> **WHAT IS NEEDED**: Repeat the data below exactly, with every entry included.

> **DATA FOR REVIEW**:
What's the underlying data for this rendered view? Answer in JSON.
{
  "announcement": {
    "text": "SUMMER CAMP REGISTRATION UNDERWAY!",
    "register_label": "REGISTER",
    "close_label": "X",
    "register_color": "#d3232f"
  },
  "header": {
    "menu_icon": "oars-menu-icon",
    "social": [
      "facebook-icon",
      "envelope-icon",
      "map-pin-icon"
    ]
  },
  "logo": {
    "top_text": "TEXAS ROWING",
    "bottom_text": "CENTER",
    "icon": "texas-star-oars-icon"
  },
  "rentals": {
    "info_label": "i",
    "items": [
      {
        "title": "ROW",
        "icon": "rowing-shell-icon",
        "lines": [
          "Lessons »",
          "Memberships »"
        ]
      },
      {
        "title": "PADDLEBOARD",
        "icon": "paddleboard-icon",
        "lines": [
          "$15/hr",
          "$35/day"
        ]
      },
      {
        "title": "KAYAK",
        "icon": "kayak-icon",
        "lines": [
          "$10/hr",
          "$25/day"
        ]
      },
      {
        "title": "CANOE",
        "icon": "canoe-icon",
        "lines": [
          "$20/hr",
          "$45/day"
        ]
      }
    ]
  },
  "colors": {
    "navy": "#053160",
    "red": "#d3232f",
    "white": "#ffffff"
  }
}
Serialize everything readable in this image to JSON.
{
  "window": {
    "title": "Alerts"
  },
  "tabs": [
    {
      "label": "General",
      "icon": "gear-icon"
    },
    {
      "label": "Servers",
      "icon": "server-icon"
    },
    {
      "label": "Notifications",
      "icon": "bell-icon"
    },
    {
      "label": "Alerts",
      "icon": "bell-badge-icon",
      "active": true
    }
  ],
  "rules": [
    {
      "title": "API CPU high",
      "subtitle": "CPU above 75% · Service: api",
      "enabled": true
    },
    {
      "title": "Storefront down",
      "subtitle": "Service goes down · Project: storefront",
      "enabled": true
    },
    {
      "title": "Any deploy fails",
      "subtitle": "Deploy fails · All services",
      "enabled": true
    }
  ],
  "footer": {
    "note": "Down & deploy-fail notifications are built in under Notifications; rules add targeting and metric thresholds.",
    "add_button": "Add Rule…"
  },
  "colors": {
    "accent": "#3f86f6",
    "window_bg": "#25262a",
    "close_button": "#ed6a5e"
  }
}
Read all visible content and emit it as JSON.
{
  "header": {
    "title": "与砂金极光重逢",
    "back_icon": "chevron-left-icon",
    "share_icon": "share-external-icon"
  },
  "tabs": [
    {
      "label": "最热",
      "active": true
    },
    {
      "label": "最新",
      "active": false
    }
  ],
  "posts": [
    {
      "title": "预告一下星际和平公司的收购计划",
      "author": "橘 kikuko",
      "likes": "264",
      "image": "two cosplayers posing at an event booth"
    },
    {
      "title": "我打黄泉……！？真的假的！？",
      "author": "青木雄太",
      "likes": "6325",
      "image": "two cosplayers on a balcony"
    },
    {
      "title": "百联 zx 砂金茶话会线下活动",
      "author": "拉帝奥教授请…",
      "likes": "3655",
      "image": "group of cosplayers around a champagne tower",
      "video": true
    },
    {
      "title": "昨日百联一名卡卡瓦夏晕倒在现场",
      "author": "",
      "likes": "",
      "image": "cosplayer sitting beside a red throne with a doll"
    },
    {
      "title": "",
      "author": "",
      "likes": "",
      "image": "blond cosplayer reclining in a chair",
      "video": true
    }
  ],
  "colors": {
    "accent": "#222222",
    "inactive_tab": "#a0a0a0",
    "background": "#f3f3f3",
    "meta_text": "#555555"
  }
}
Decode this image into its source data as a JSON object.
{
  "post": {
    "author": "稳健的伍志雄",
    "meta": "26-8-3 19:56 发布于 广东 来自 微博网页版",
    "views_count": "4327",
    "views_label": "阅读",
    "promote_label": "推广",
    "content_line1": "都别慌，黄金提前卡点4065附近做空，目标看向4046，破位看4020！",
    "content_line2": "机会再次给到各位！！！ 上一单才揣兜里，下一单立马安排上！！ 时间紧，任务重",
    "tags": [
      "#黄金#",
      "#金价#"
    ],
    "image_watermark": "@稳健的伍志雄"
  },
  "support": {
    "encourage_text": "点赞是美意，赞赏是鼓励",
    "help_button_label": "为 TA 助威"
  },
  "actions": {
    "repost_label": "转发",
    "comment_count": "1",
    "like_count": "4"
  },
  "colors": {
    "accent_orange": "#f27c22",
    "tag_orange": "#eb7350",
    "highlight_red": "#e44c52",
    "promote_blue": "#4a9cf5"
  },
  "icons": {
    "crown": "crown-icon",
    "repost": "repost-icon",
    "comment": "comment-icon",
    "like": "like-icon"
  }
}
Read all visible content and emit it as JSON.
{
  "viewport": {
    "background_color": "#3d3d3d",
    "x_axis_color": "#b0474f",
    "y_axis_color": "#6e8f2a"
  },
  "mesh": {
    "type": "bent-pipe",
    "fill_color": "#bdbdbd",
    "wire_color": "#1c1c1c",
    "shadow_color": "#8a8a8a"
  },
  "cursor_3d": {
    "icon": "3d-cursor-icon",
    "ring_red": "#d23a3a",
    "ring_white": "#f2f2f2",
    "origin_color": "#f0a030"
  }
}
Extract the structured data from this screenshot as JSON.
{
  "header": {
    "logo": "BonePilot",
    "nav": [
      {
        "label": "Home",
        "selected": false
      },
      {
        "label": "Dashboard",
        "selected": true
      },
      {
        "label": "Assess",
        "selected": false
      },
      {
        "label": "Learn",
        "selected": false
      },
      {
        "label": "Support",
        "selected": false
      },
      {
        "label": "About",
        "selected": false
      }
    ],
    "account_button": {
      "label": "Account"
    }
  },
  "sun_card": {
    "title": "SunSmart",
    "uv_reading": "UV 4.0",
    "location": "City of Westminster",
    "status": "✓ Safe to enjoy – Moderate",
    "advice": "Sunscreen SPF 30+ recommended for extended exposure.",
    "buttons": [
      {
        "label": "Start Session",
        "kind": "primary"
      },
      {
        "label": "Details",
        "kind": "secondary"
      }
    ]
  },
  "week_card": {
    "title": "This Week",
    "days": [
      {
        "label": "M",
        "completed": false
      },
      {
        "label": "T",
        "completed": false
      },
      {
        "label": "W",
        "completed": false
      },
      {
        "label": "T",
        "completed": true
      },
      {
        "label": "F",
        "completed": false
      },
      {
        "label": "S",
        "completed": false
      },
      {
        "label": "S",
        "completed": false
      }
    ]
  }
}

> **RESPONSE TO THIS TASK**:
What's the underlying data for this rendered view? Answer in JSON.
{
  "announcement": {
    "text": "SUMMER CAMP REGISTRATION UNDERWAY!",
    "register_label": "REGISTER",
    "close_label": "X",
    "register_color": "#d3232f"
  },
  "header": {
    "menu_icon": "oars-menu-icon",
    "social": [
      "facebook-icon",
      "envelope-icon",
      "map-pin-icon"
    ]
  },
  "logo": {
    "top_text": "TEXAS ROWING",
    "bottom_text": "CENTER",
    "icon": "texas-star-oars-icon"
  },
  "rentals": {
    "info_label": "i",
    "items": [
      {
        "title": "ROW",
        "icon": "rowing-shell-icon",
        "lines": [
          "Lessons »",
          "Memberships »"
        ]
      },
      {
        "title": "PADDLEBOARD",
        "icon": "paddleboard-icon",
        "lines": [
          "$15/hr",
          "$35/day"
        ]
      },
      {
        "title": "KAYAK",
        "icon": "kayak-icon",
        "lines": [
          "$10/hr",
          "$25/day"
        ]
      },
      {
        "title": "CANOE",
        "icon": "canoe-icon",
        "lines": [
          "$20/hr",
          "$45/day"
        ]
      }
    ]
  },
  "colors": {
    "navy": "#053160",
    "red": "#d3232f",
    "white": "#ffffff"
  }
}
Serialize everything readable in this image to JSON.
{
  "window": {
    "title": "Alerts"
  },
  "tabs": [
    {
      "label": "General",
      "icon": "gear-icon"
    },
    {
      "label": "Servers",
      "icon": "server-icon"
    },
    {
      "label": "Notifications",
      "icon": "bell-icon"
    },
    {
      "label": "Alerts",
      "icon": "bell-badge-icon",
      "active": true
    }
  ],
  "rules": [
    {
      "title": "API CPU high",
      "subtitle": "CPU above 75% · Service: api",
      "enabled": true
    },
    {
      "title": "Storefront down",
      "subtitle": "Service goes down · Project: storefront",
      "enabled": true
    },
    {
      "title": "Any deploy fails",
      "subtitle": "Deploy fails · All services",
      "enabled": true
    }
  ],
  "footer": {
    "note": "Down & deploy-fail notifications are built in under Notifications; rules add targeting and metric thresholds.",
    "add_button": "Add Rule…"
  },
  "colors": {
    "accent": "#3f86f6",
    "window_bg": "#25262a",
    "close_button": "#ed6a5e"
  }
}
Read all visible content and emit it as JSON.
{
  "header": {
    "title": "与砂金极光重逢",
    "back_icon": "chevron-left-icon",
    "share_icon": "share-external-icon"
  },
  "tabs": [
    {
      "label": "最热",
      "active": true
    },
    {
      "label": "最新",
      "active": false
    }
  ],
  "posts": [
    {
      "title": "预告一下星际和平公司的收购计划",
      "author": "橘 kikuko",
      "likes": "264",
      "image": "two cosplayers posing at an event booth"
    },
    {
      "title": "我打黄泉……！？真的假的！？",
      "author": "青木雄太",
      "likes": "6325",
      "image": "two cosplayers on a balcony"
    },
    {
      "title": "百联 zx 砂金茶话会线下活动",
      "author": "拉帝奥教授请…",
      "likes": "3655",
      "image": "group of cosplayers around a champagne tower",
      "video": true
    },
    {
      "title": "昨日百联一名卡卡瓦夏晕倒在现场",
      "author": "",
      "likes": "",
      "image": "cosplayer sitting beside a red throne with a doll"
    },
    {
      "title": "",
      "author": "",
      "likes": "",
      "image": "blond cosplayer reclining in a chair",
      "video": true
    }
  ],
  "colors": {
    "accent": "#222222",
    "inactive_tab": "#a0a0a0",
    "background": "#f3f3f3",
    "meta_text": "#555555"
  }
}
Decode this image into its source data as a JSON object.
{
  "post": {
    "author": "稳健的伍志雄",
    "meta": "26-8-3 19:56 发布于 广东 来自 微博网页版",
    "views_count": "4327",
    "views_label": "阅读",
    "promote_label": "推广",
    "content_line1": "都别慌，黄金提前卡点4065附近做空，目标看向4046，破位看4020！",
    "content_line2": "机会再次给到各位！！！ 上一单才揣兜里，下一单立马安排上！！ 时间紧，任务重",
    "tags": [
      "#黄金#",
      "#金价#"
    ],
    "image_watermark": "@稳健的伍志雄"
  },
  "support": {
    "encourage_text": "点赞是美意，赞赏是鼓励",
    "help_button_label": "为 TA 助威"
  },
  "actions": {
    "repost_label": "转发",
    "comment_count": "1",
    "like_count": "4"
  },
  "colors": {
    "accent_orange": "#f27c22",
    "tag_orange": "#eb7350",
    "highlight_red": "#e44c52",
    "promote_blue": "#4a9cf5"
  },
  "icons": {
    "crown": "crown-icon",
    "repost": "repost-icon",
    "comment": "comment-icon",
    "like": "like-icon"
  }
}
Read all visible content and emit it as JSON.
{
  "viewport": {
    "background_color": "#3d3d3d",
    "x_axis_color": "#b0474f",
    "y_axis_color": "#6e8f2a"
  },
  "mesh": {
    "type": "bent-pipe",
    "fill_color": "#bdbdbd",
    "wire_color": "#1c1c1c",
    "shadow_color": "#8a8a8a"
  },
  "cursor_3d": {
    "icon": "3d-cursor-icon",
    "ring_red": "#d23a3a",
    "ring_white": "#f2f2f2",
    "origin_color": "#f0a030"
  }
}
Extract the structured data from this screenshot as JSON.
{
  "header": {
    "logo": "BonePilot",
    "nav": [
      {
        "label": "Home",
        "selected": false
      },
      {
        "label": "Dashboard",
        "selected": true
      },
      {
        "label": "Assess",
        "selected": false
      },
      {
        "label": "Learn",
        "selected": false
      },
      {
        "label": "Support",
        "selected": false
      },
      {
        "label": "About",
        "selected": false
      }
    ],
    "account_button": {
      "label": "Account"
    }
  },
  "sun_card": {
    "title": "SunSmart",
    "uv_reading": "UV 4.0",
    "location": "City of Westminster",
    "status": "✓ Safe to enjoy – Moderate",
    "advice": "Sunscreen SPF 30+ recommended for extended exposure.",
    "buttons": [
      {
        "label": "Start Session",
        "kind": "primary"
      },
      {
        "label": "Details",
        "kind": "secondary"
      }
    ]
  },
  "week_card": {
    "title": "This Week",
    "days": [
      {
        "label": "M",
        "completed": false
      },
      {
        "label": "T",
        "completed": false
      },
      {
        "label": "W",
        "completed": false
      },
      {
        "label": "T",
        "completed": true
      },
      {
        "label": "F",
        "completed": false
      },
      {
        "label": "S",
        "completed": false
      },
      {
        "label": "S",
        "completed": false
      }
    ]
  }
}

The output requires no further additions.